**Work order**
Using the data below, return all lines in which "price" appears.

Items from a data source
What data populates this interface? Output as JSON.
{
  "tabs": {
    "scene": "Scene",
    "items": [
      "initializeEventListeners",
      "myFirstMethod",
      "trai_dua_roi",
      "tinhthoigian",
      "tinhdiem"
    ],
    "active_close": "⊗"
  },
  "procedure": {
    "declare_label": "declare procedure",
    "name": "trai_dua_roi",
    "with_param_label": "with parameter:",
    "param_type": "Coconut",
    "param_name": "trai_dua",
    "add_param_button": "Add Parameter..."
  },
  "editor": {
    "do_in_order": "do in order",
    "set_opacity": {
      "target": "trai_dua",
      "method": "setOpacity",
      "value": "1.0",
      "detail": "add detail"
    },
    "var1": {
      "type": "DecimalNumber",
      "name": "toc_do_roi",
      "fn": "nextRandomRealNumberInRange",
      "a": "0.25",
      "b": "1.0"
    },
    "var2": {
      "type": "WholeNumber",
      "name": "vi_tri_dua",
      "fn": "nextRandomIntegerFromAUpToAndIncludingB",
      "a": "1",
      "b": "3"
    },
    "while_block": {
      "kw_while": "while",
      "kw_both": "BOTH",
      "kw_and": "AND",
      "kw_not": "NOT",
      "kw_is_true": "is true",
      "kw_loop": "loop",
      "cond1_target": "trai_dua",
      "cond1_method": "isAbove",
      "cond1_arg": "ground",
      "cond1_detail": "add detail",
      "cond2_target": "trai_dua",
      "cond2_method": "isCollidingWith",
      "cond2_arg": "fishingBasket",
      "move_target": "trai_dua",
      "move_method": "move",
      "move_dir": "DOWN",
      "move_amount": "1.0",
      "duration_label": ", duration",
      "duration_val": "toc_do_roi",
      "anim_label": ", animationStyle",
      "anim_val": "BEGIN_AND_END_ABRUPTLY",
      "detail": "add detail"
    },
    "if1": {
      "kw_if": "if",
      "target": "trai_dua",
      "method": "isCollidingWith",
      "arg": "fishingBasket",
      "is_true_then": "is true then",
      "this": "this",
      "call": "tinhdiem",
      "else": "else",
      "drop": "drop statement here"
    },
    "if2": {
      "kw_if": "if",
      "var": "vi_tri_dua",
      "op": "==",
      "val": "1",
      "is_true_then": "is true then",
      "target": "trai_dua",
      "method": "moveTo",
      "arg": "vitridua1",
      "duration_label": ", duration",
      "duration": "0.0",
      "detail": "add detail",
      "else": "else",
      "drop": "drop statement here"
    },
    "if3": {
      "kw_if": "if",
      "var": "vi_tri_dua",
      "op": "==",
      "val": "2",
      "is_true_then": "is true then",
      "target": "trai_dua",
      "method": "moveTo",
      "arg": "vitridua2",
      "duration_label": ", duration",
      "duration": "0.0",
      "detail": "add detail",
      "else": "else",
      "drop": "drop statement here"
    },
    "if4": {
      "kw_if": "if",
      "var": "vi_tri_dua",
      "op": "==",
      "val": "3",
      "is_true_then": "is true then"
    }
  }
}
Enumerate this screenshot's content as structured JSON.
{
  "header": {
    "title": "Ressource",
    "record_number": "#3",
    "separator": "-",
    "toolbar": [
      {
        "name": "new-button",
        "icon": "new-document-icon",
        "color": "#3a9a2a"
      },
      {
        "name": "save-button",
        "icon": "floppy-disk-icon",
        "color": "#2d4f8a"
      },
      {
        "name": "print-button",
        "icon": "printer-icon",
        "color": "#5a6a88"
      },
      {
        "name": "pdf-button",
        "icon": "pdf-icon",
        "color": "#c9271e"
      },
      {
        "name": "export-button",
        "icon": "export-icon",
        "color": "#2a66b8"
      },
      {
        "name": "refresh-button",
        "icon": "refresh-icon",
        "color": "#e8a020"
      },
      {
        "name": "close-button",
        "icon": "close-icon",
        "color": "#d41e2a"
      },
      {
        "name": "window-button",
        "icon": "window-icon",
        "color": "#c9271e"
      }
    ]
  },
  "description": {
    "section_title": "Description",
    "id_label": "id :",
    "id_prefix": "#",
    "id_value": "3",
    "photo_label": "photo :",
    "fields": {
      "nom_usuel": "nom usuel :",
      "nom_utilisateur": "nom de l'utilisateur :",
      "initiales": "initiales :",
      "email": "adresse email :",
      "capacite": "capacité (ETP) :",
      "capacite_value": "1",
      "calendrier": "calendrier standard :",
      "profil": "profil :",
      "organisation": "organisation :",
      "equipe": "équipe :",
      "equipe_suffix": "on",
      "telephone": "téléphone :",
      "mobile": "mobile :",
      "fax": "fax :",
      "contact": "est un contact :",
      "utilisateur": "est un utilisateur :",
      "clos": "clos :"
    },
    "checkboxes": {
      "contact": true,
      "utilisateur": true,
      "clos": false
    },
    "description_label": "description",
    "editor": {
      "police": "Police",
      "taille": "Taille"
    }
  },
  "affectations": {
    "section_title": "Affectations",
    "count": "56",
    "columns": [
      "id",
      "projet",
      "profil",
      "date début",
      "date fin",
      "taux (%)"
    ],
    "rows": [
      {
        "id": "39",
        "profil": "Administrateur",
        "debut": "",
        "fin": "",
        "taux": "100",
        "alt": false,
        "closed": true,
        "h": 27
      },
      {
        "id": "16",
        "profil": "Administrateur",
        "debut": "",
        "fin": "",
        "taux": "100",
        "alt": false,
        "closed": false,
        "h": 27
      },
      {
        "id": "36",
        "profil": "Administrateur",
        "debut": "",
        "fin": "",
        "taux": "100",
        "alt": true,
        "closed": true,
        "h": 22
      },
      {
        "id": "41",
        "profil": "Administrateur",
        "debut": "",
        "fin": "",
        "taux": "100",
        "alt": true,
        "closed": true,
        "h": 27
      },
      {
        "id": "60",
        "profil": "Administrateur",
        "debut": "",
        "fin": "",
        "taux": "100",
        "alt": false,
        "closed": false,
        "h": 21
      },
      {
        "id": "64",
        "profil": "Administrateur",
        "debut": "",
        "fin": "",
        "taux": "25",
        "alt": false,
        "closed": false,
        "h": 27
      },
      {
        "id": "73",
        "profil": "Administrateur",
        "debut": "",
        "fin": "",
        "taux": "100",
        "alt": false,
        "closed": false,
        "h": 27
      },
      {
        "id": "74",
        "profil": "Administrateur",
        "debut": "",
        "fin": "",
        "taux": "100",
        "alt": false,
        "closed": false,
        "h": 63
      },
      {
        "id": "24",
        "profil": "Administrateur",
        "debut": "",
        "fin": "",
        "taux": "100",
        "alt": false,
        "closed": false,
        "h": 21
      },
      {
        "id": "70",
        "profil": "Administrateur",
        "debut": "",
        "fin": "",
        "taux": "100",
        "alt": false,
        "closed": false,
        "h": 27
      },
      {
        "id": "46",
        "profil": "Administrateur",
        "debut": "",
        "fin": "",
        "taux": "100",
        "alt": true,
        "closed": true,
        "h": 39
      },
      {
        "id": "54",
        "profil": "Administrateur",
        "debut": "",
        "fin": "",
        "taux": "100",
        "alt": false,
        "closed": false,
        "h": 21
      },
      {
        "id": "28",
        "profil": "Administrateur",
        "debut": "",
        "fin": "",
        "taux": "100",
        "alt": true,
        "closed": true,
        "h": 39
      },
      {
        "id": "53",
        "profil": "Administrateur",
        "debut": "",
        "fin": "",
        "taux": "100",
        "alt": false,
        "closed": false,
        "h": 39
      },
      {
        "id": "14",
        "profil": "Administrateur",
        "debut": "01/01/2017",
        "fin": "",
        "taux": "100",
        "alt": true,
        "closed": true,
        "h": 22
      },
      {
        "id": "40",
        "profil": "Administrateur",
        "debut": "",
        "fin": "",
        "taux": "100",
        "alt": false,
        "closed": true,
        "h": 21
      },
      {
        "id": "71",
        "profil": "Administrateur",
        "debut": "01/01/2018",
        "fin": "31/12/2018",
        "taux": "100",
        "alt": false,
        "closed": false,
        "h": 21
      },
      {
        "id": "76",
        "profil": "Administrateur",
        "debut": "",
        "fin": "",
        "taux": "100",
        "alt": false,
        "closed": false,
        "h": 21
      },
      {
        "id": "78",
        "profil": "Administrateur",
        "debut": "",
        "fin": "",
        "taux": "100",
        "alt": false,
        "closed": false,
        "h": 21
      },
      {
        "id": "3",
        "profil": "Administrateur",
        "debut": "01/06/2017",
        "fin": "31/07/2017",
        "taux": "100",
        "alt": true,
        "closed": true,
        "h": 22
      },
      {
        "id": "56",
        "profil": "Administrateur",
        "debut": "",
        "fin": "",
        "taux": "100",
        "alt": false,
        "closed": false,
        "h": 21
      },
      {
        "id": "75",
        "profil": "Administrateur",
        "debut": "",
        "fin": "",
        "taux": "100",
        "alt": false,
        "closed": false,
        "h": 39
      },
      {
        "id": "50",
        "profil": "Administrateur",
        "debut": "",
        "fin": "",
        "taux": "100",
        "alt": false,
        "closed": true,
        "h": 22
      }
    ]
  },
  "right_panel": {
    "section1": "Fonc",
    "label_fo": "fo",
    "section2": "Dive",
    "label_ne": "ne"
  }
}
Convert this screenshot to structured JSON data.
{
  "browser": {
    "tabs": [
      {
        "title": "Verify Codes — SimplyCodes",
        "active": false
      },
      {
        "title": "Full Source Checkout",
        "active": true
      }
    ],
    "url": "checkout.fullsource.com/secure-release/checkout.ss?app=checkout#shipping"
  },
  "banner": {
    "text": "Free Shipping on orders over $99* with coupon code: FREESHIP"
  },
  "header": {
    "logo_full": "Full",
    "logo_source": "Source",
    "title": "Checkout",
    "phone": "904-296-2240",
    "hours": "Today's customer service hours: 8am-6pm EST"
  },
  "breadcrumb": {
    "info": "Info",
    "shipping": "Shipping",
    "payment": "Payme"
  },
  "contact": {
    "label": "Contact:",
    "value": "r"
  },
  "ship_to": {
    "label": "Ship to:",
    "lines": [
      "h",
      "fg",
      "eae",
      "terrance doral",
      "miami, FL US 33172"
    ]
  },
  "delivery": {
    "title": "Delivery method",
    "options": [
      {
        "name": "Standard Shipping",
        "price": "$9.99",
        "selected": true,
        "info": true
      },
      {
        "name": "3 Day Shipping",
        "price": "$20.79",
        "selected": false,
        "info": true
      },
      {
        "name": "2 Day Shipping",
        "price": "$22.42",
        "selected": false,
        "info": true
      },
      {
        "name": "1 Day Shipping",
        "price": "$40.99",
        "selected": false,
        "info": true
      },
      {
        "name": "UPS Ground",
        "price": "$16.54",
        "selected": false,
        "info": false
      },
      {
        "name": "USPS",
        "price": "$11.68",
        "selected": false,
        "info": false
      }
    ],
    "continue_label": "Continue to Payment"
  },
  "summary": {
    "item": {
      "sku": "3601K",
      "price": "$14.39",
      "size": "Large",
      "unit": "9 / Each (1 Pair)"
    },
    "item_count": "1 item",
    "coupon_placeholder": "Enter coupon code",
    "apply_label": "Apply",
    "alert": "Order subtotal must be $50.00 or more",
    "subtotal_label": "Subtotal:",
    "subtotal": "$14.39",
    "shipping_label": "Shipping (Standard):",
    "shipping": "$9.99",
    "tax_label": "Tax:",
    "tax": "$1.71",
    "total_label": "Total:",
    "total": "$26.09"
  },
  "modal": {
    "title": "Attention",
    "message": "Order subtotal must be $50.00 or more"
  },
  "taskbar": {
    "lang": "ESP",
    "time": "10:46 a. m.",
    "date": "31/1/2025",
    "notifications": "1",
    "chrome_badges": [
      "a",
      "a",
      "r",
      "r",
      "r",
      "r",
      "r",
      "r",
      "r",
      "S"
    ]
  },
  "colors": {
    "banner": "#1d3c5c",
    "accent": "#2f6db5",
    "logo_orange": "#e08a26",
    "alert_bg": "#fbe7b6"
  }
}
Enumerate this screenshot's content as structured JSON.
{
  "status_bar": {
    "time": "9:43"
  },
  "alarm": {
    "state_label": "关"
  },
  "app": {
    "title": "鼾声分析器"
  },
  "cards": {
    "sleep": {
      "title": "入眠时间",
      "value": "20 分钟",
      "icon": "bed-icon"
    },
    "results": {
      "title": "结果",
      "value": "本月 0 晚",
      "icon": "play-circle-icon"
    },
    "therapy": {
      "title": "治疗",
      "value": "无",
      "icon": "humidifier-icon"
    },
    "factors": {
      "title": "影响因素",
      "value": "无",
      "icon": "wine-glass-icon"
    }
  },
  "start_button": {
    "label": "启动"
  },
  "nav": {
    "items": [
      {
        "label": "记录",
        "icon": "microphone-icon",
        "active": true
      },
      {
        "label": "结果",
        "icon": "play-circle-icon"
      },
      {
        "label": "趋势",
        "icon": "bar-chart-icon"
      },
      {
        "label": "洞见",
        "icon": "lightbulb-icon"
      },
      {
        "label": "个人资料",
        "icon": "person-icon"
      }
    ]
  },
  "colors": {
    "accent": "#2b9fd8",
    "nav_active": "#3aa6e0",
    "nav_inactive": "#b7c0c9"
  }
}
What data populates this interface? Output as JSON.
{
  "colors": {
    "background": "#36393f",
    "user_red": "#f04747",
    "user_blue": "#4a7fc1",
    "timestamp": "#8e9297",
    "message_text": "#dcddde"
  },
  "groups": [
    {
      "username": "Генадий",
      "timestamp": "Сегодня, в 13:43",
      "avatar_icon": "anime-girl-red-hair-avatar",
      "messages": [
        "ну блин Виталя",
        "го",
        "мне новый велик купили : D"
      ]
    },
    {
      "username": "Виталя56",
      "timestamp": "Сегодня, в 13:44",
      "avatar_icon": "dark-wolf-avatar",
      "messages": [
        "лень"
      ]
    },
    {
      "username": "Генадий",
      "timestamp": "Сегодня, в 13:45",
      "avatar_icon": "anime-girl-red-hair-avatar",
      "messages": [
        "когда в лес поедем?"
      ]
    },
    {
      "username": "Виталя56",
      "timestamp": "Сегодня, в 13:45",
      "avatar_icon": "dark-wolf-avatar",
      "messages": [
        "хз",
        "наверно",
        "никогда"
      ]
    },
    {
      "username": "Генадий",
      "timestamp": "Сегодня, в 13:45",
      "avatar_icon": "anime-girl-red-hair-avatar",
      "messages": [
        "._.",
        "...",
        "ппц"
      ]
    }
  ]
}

**Result of this exercise**
        "price": "$9.99",
        "price": "$20.79",
        "price": "$22.42",
        "price": "$40.99",
        "price": "$16.54",
        "price": "$11.68",
      "price": "$14.39",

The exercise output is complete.